Each record below is to be reproduced without any change.

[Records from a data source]
==================================================

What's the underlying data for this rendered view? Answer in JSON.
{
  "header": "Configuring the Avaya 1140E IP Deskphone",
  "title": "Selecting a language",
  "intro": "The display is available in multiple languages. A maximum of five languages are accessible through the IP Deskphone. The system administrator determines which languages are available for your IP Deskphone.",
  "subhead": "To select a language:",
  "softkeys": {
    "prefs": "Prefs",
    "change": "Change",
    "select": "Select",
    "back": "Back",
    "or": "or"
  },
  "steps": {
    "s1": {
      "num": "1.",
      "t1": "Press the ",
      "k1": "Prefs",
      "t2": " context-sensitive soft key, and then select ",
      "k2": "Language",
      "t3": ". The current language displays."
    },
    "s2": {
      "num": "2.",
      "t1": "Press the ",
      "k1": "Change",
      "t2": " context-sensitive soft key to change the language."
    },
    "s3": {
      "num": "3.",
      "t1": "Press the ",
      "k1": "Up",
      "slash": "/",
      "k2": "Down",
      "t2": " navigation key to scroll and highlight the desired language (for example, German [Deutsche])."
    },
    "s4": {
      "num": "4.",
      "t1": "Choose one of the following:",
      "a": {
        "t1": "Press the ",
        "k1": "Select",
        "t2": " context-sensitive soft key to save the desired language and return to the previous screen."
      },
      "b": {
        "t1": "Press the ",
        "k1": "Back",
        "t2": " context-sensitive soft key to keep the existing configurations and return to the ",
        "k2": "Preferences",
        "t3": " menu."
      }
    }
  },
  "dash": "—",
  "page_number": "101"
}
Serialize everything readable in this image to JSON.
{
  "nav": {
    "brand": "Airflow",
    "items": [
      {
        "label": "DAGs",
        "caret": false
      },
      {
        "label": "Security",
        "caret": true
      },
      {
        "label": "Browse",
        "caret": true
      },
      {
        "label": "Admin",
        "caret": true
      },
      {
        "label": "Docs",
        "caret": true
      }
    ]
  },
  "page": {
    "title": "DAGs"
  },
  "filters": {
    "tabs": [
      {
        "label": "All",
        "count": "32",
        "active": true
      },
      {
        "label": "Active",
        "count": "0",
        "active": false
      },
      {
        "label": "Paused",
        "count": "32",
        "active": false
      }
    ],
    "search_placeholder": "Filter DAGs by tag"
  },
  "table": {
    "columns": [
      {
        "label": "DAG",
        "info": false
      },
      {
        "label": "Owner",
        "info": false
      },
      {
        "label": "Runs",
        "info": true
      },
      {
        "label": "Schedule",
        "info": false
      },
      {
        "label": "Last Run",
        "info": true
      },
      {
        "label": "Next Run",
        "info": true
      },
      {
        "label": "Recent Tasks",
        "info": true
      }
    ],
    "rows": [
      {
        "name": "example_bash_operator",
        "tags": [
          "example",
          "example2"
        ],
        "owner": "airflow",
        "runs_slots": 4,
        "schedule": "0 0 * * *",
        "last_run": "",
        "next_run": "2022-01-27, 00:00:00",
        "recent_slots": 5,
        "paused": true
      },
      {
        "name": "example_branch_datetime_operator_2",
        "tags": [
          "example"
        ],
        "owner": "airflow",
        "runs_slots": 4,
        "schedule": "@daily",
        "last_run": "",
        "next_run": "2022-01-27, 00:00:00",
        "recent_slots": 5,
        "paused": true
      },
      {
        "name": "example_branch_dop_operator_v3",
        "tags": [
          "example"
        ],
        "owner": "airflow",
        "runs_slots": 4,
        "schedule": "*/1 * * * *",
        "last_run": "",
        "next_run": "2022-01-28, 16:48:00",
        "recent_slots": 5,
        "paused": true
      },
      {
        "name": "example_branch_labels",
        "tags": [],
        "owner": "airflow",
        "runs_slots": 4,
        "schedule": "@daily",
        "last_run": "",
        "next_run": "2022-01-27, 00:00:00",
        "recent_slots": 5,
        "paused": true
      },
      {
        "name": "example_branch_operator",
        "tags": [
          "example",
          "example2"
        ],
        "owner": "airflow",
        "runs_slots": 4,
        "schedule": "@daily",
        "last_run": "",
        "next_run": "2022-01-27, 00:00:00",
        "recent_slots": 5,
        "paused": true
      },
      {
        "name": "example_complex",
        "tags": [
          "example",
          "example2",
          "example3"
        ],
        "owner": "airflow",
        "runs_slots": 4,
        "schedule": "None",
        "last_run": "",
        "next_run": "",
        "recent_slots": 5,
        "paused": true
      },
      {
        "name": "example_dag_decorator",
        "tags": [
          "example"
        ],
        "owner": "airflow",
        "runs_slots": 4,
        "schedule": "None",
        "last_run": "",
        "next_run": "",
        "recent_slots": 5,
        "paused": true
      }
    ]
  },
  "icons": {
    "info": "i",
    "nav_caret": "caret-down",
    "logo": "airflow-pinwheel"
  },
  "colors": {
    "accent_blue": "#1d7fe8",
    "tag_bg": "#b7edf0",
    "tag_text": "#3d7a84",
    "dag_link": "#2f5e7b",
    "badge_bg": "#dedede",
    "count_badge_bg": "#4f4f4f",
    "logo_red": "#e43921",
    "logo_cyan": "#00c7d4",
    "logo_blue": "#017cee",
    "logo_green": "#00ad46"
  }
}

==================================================

- [ANSWER SPACE]
What's the underlying data for this rendered view? Answer in JSON.
{
  "header": "Configuring the Avaya 1140E IP Deskphone",
  "title": "Selecting a language",
  "intro": "The display is available in multiple languages. A maximum of five languages are accessible through the IP Deskphone. The system administrator determines which languages are available for your IP Deskphone.",
  "subhead": "To select a language:",
  "softkeys": {
    "prefs": "Prefs",
    "change": "Change",
    "select": "Select",
    "back": "Back",
    "or": "or"
  },
  "steps": {
    "s1": {
      "num": "1.",
      "t1": "Press the ",
      "k1": "Prefs",
      "t2": " context-sensitive soft key, and then select ",
      "k2": "Language",
      "t3": ". The current language displays."
    },
    "s2": {
      "num": "2.",
      "t1": "Press the ",
      "k1": "Change",
      "t2": " context-sensitive soft key to change the language."
    },
    "s3": {
      "num": "3.",
      "t1": "Press the ",
      "k1": "Up",
      "slash": "/",
      "k2": "Down",
      "t2": " navigation key to scroll and highlight the desired language (for example, German [Deutsche])."
    },
    "s4": {
      "num": "4.",
      "t1": "Choose one of the following:",
      "a": {
        "t1": "Press the ",
        "k1": "Select",
        "t2": " context-sensitive soft key to save the desired language and return to the previous screen."
      },
      "b": {
        "t1": "Press the ",
        "k1": "Back",
        "t2": " context-sensitive soft key to keep the existing configurations and return to the ",
        "k2": "Preferences",
        "t3": " menu."
      }
    }
  },
  "dash": "—",
  "page_number": "101"
}
Serialize everything readable in this image to JSON.
{
  "nav": {
    "brand": "Airflow",
    "items": [
      {
        "label": "DAGs",
        "caret": false
      },
      {
        "label": "Security",
        "caret": true
      },
      {
        "label": "Browse",
        "caret": true
      },
      {
        "label": "Admin",
        "caret": true
      },
      {
        "label": "Docs",
        "caret": true
      }
    ]
  },
  "page": {
    "title": "DAGs"
  },
  "filters": {
    "tabs": [
      {
        "label": "All",
        "count": "32",
        "active": true
      },
      {
        "label": "Active",
        "count": "0",
        "active": false
      },
      {
        "label": "Paused",
        "count": "32",
        "active": false
      }
    ],
    "search_placeholder": "Filter DAGs by tag"
  },
  "table": {
    "columns": [
      {
        "label": "DAG",
        "info": false
      },
      {
        "label": "Owner",
        "info": false
      },
      {
        "label": "Runs",
        "info": true
      },
      {
        "label": "Schedule",
        "info": false
      },
      {
        "label": "Last Run",
        "info": true
      },
      {
        "label": "Next Run",
        "info": true
      },
      {
        "label": "Recent Tasks",
        "info": true
      }
    ],
    "rows": [
      {
        "name": "example_bash_operator",
        "tags": [
          "example",
          "example2"
        ],
        "owner": "airflow",
        "runs_slots": 4,
        "schedule": "0 0 * * *",
        "last_run": "",
        "next_run": "2022-01-27, 00:00:00",
        "recent_slots": 5,
        "paused": true
      },
      {
        "name": "example_branch_datetime_operator_2",
        "tags": [
          "example"
        ],
        "owner": "airflow",
        "runs_slots": 4,
        "schedule": "@daily",
        "last_run": "",
        "next_run": "2022-01-27, 00:00:00",
        "recent_slots": 5,
        "paused": true
      },
      {
        "name": "example_branch_dop_operator_v3",
        "tags": [
          "example"
        ],
        "owner": "airflow",
        "runs_slots": 4,
        "schedule": "*/1 * * * *",
        "last_run": "",
        "next_run": "2022-01-28, 16:48:00",
        "recent_slots": 5,
        "paused": true
      },
      {
        "name": "example_branch_labels",
        "tags": [],
        "owner": "airflow",
        "runs_slots": 4,
        "schedule": "@daily",
        "last_run": "",
        "next_run": "2022-01-27, 00:00:00",
        "recent_slots": 5,
        "paused": true
      },
      {
        "name": "example_branch_operator",
        "tags": [
          "example",
          "example2"
        ],
        "owner": "airflow",
        "runs_slots": 4,
        "schedule": "@daily",
        "last_run": "",
        "next_run": "2022-01-27, 00:00:00",
        "recent_slots": 5,
        "paused": true
      },
      {
        "name": "example_complex",
        "tags": [
          "example",
          "example2",
          "example3"
        ],
        "owner": "airflow",
        "runs_slots": 4,
        "schedule": "None",
        "last_run": "",
        "next_run": "",
        "recent_slots": 5,
        "paused": true
      },
      {
        "name": "example_dag_decorator",
        "tags": [
          "example"
        ],
        "owner": "airflow",
        "runs_slots": 4,
        "schedule": "None",
        "last_run": "",
        "next_run": "",
        "recent_slots": 5,
        "paused": true
      }
    ]
  },
  "icons": {
    "info": "i",
    "nav_caret": "caret-down",
    "logo": "airflow-pinwheel"
  },
  "colors": {
    "accent_blue": "#1d7fe8",
    "tag_bg": "#b7edf0",
    "tag_text": "#3d7a84",
    "dag_link": "#2f5e7b",
    "badge_bg": "#dedede",
    "count_badge_bg": "#4f4f4f",
    "logo_red": "#e43921",
    "logo_cyan": "#00c7d4",
    "logo_blue": "#017cee",
    "logo_green": "#00ad46"
  }
}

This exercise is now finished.